Quote by UnmagicMushroom
ah, yes. I was thinking literally in terms of sheet music - seeing a sharp or flat note, but what you said is actually much better.



Well, you weren't totally wrong: a note that is sharp or flat for the key would be an accidental.
Nothing that is worthwhile in life will ever come easy.
#10
Quote by soviet_ska
Well, you weren't totally wrong: a note that is sharp or flat for the key would be an accidental.


I know, but it may have been misleading to Mr. Fuzion in the context of his original question - but can either/or/both depending on what the context of the music is etc.
#11
Quote by rockingamer2
Major scale
Natural Minor
Harmonic Minor
Melodic Minor
Major Pentatonic
Minor Pentatonic

All with accidentals.


^ basically every scale you'll ever need. For prog/djent, learn some prog/djent and figure out what they're doing. Scales don't separate genres, especially when it comes to music based on being technically progressive and new.
modes are a social construct
#12
Quote by soviet_ska
Well, you weren't totally wrong: a note that is sharp or flat for the key would be an accidental.


Sharps and flats in a key signature aren't accidentals.

The note F# in C# minor isn't an accidental, F natural is though.
#13
Quote by griffRG7321
Sharps and flats in a key signature aren't accidentals.

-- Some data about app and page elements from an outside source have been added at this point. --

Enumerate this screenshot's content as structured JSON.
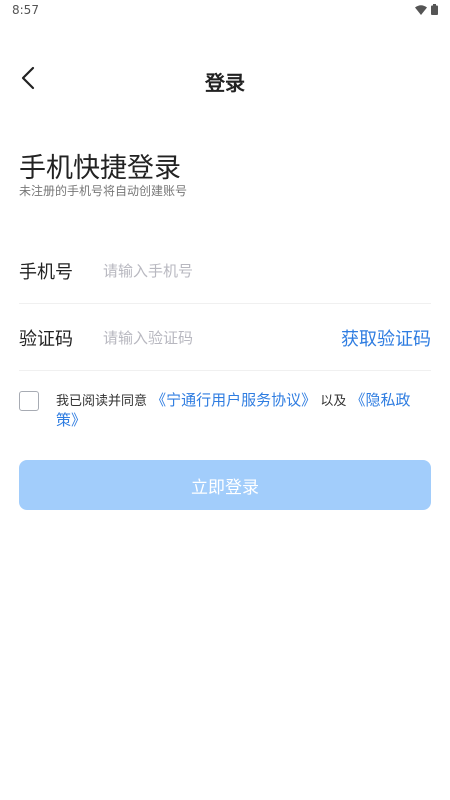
{
  "status_bar": {
    "time": "8:57",
    "wifi_icon": "wifi-icon",
    "battery_icon": "battery-icon"
  },
  "nav": {
    "back_icon": "chevron-left-icon",
    "title": "登录"
  },
  "heading": "手机快捷登录",
  "subheading": "未注册的手机号将自动创建账号",
  "phone": {
    "label": "手机号",
    "placeholder": "请输入手机号",
    "value": ""
  },
  "code": {
    "label": "验证码",
    "placeholder": "请输入验证码",
    "value": "",
    "get_code_label": "获取验证码"
  },
  "agreement": {
    "checked": false,
    "prefix": "我已阅读并同意",
    "user_agreement_link": "《宁通行用户服务协议》",
    "conjunction": "以及",
    "privacy_link": "《隐私政策》"
  },
  "login_button": "立即登录",
  "colors": {
    "accent": "#2f7de1",
    "button_disabled": "#a2cdfb"
  }
}
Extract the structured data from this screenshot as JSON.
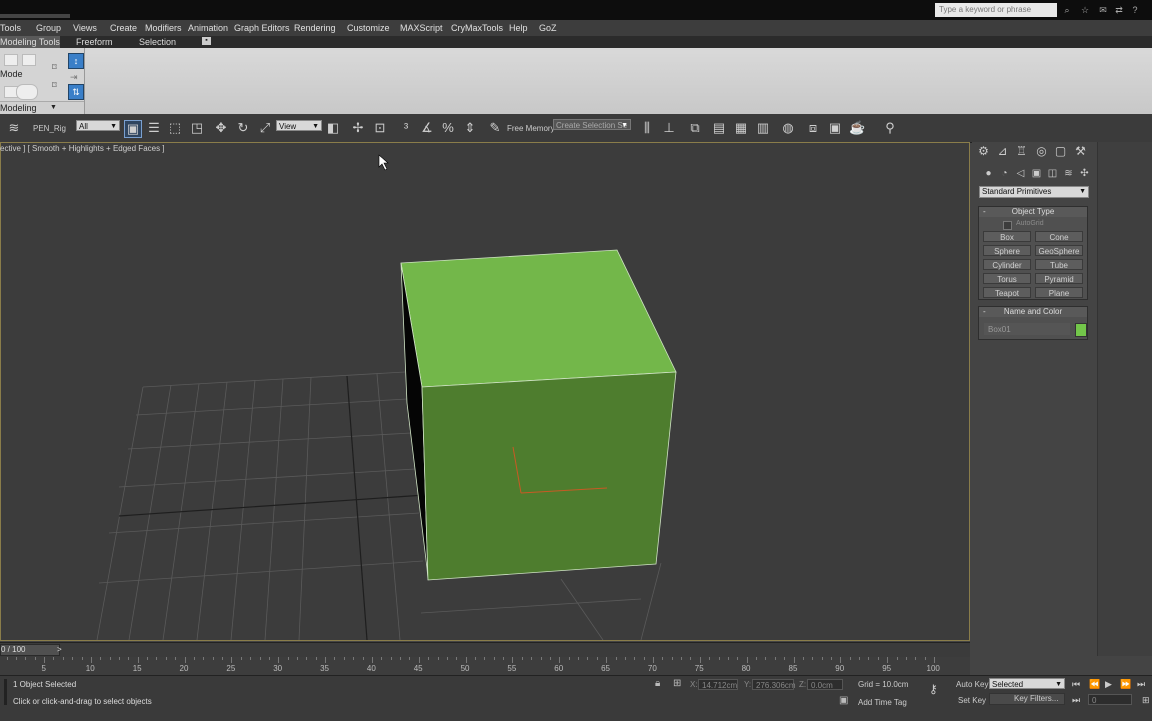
{
  "titlebar": {
    "search_placeholder": "Type a keyword or phrase"
  },
  "menu": [
    "Tools",
    "Group",
    "Views",
    "Create",
    "Modifiers",
    "Animation",
    "Graph Editors",
    "Rendering",
    "Customize",
    "MAXScript",
    "CryMaxTools",
    "Help",
    "GoZ"
  ],
  "ribbon": {
    "tabs": [
      "Modeling Tools",
      "Freeform",
      "Selection"
    ],
    "mode_label": "Mode",
    "footer_label": "Modeling"
  },
  "toolbar": {
    "set_label": "PEN_Rig",
    "filter_value": "All",
    "ref_coord_value": "View",
    "free_memory_label": "Free Memory",
    "selection_set_placeholder": "Create Selection Se"
  },
  "viewport": {
    "label": "ective ] [ Smooth + Highlights + Edged Faces ]",
    "box_color": "#73b74a",
    "box_front_color": "#4e7d2e"
  },
  "command_panel": {
    "dropdown_value": "Standard Primitives",
    "object_type_header": "Object Type",
    "autogrid_label": "AutoGrid",
    "buttons": [
      "Box",
      "Cone",
      "Sphere",
      "GeoSphere",
      "Cylinder",
      "Tube",
      "Torus",
      "Pyramid",
      "Teapot",
      "Plane"
    ],
    "name_color_header": "Name and Color",
    "object_name": "Box01",
    "object_color": "#73c64a"
  },
  "timeline": {
    "frame_counter": "0 / 100",
    "next_label": ">",
    "ticks": [
      "5",
      "10",
      "15",
      "20",
      "25",
      "30",
      "35",
      "40",
      "45",
      "50",
      "55",
      "60",
      "65",
      "70",
      "75",
      "80",
      "85",
      "90",
      "95",
      "100"
    ]
  },
  "status": {
    "selected_text": "1 Object Selected",
    "prompt_text": "Click or click-and-drag to select objects",
    "x_label": "X:",
    "x_value": "14.712cm",
    "y_label": "Y:",
    "y_value": "276.306cm",
    "z_label": "Z:",
    "z_value": "0.0cm",
    "grid_text": "Grid = 10.0cm",
    "add_time_tag": "Add Time Tag",
    "auto_key": "Auto Key",
    "set_key": "Set Key",
    "selected_dropdown": "Selected",
    "key_filters": "Key Filters...",
    "frame_value": "0"
  }
}
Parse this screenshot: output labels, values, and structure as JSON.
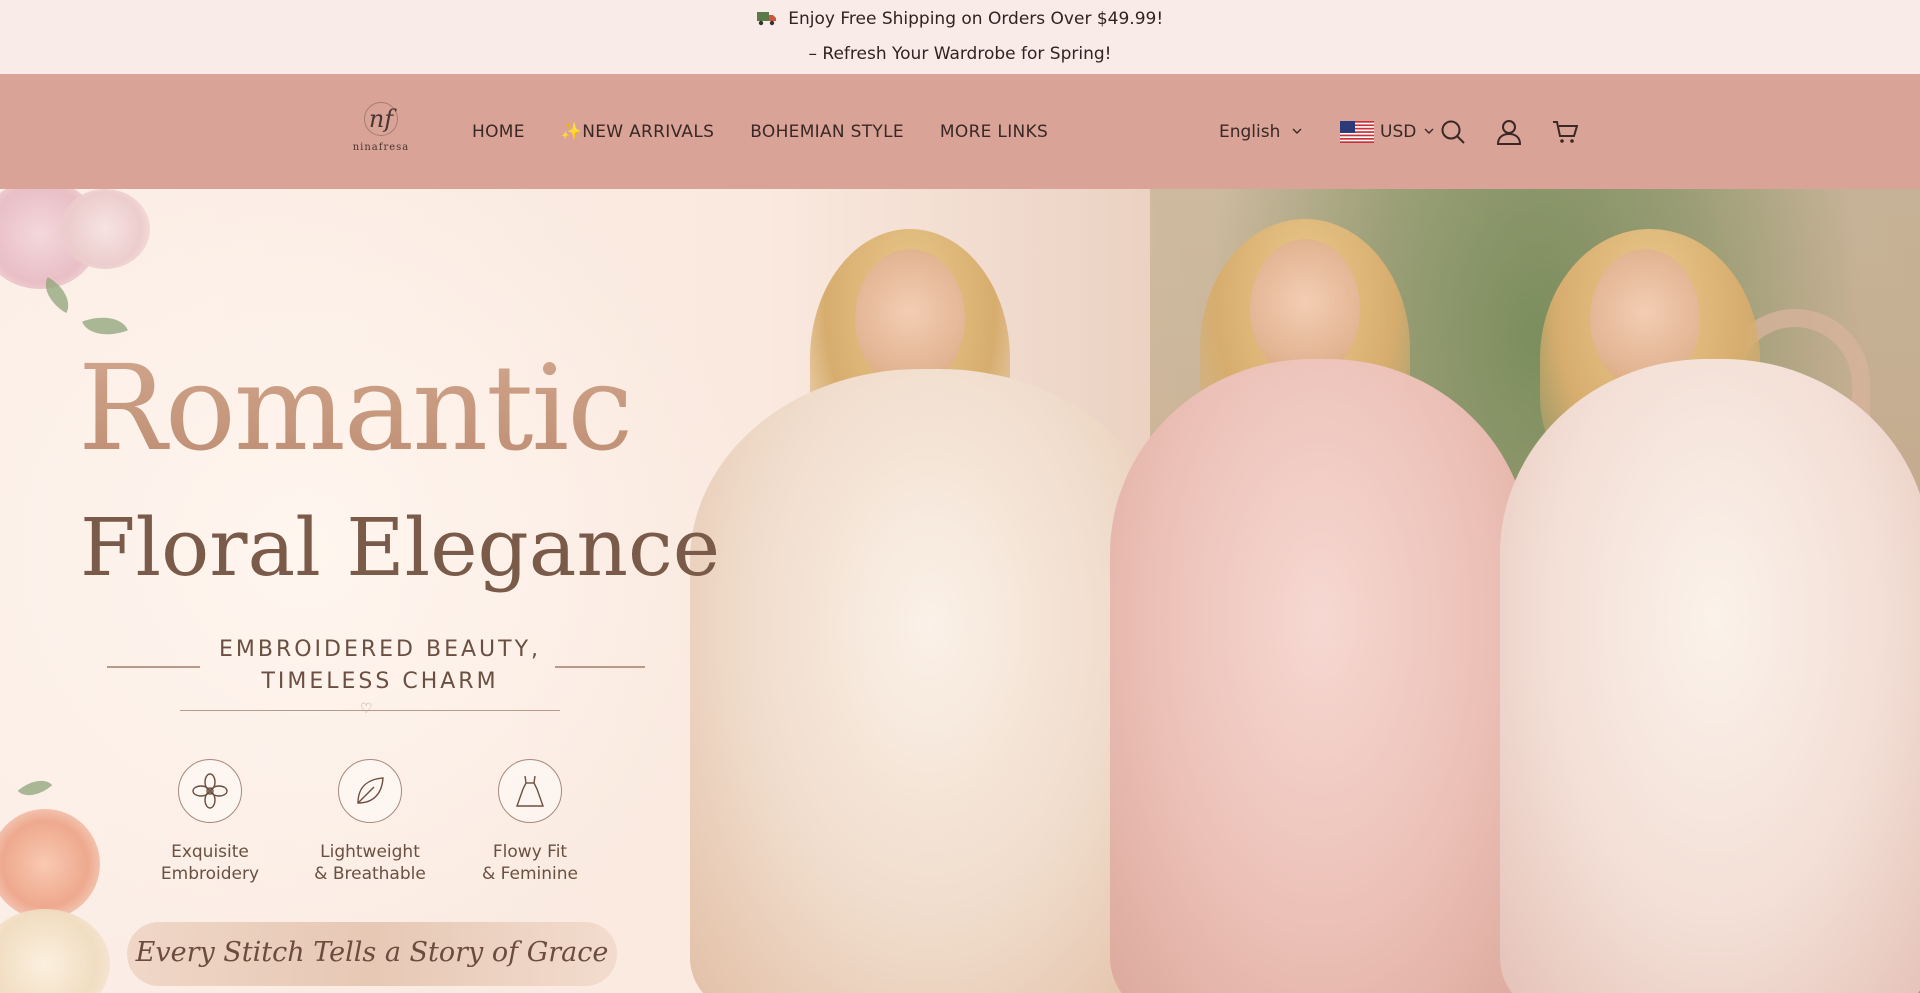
{
  "announcement": {
    "line1": "Enjoy Free Shipping on Orders Over $49.99!",
    "line2": "– Refresh Your Wardrobe for Spring!"
  },
  "header": {
    "logo_monogram": "nf",
    "logo_word": "ninafresa",
    "nav": [
      {
        "label": "HOME"
      },
      {
        "label": "NEW ARRIVALS",
        "prefix": "✨"
      },
      {
        "label": "BOHEMIAN STYLE"
      },
      {
        "label": "MORE LINKS"
      }
    ],
    "language": "English",
    "currency": "USD",
    "icons": [
      "search-icon",
      "account-icon",
      "cart-icon"
    ]
  },
  "hero": {
    "title_line1": "Romantic",
    "title_line2": "Floral Elegance",
    "subtitle_line1": "EMBROIDERED BEAUTY,",
    "subtitle_line2": "TIMELESS CHARM",
    "features": [
      {
        "icon": "flower-icon",
        "line1": "Exquisite",
        "line2": "Embroidery"
      },
      {
        "icon": "leaf-icon",
        "line1": "Lightweight",
        "line2": "& Breathable"
      },
      {
        "icon": "dress-icon",
        "line1": "Flowy Fit",
        "line2": "& Feminine"
      }
    ],
    "tagline": "Every Stitch Tells a Story of Grace"
  },
  "colors": {
    "announcement_bg": "#f9ebe8",
    "header_bg": "#d9a398",
    "text": "#3a2824"
  }
}
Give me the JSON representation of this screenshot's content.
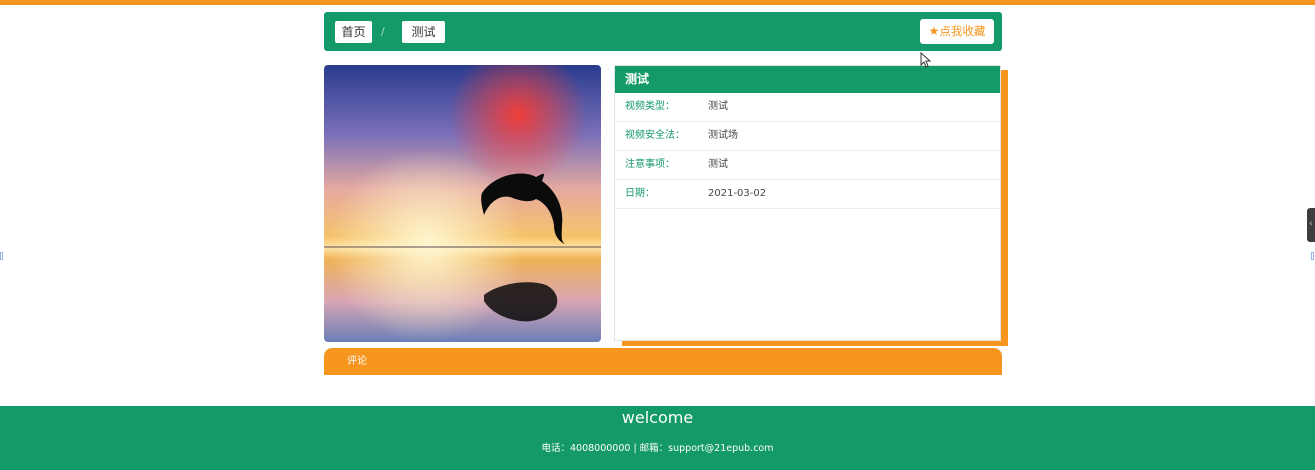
{
  "breadcrumb": {
    "home_label": "首页",
    "separator": "/",
    "current_label": "测试"
  },
  "favorite_button": {
    "icon": "star-icon",
    "label": "点我收藏"
  },
  "detail": {
    "title": "测试",
    "rows": [
      {
        "label": "视频类型：",
        "value": "测试"
      },
      {
        "label": "视频安全法：",
        "value": "测试场"
      },
      {
        "label": "注意事项：",
        "value": "测试"
      },
      {
        "label": "日期：",
        "value": "2021-03-02"
      }
    ]
  },
  "comment": {
    "label": "评论"
  },
  "footer": {
    "welcome": "welcome",
    "contact": "电话：4008000000 | 邮箱：support@21epub.com"
  },
  "colors": {
    "primary": "#149a68",
    "accent": "#f6961f"
  }
}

The note F# in C# minor isn't an accidental, F natural is though.


He means to say that, in relation to the F#, the F natural is a flattened tone, if you want to get into weird semantics. Sharps and flats in relation to the key signature (like a b5 in c major) are what were the original intention, but it was a pretty confusing way to put it.
modes are a social construct
#14
Quote by Hail
He means to say that, in relation to the F#, the F natural is a flattened tone, if you want to get into weird semantics. Sharps and flats in relation to the key signature (like a b5 in c major) are what were the original intention, but it was a pretty confusing way to put it.


Yes, this is what I meant.
Nothing that is worthwhile in life will ever come easy.
#15
UnMagicMushroom., that was the greatest thing ever said to describe the musicality of this kind of music. No offense to the OP.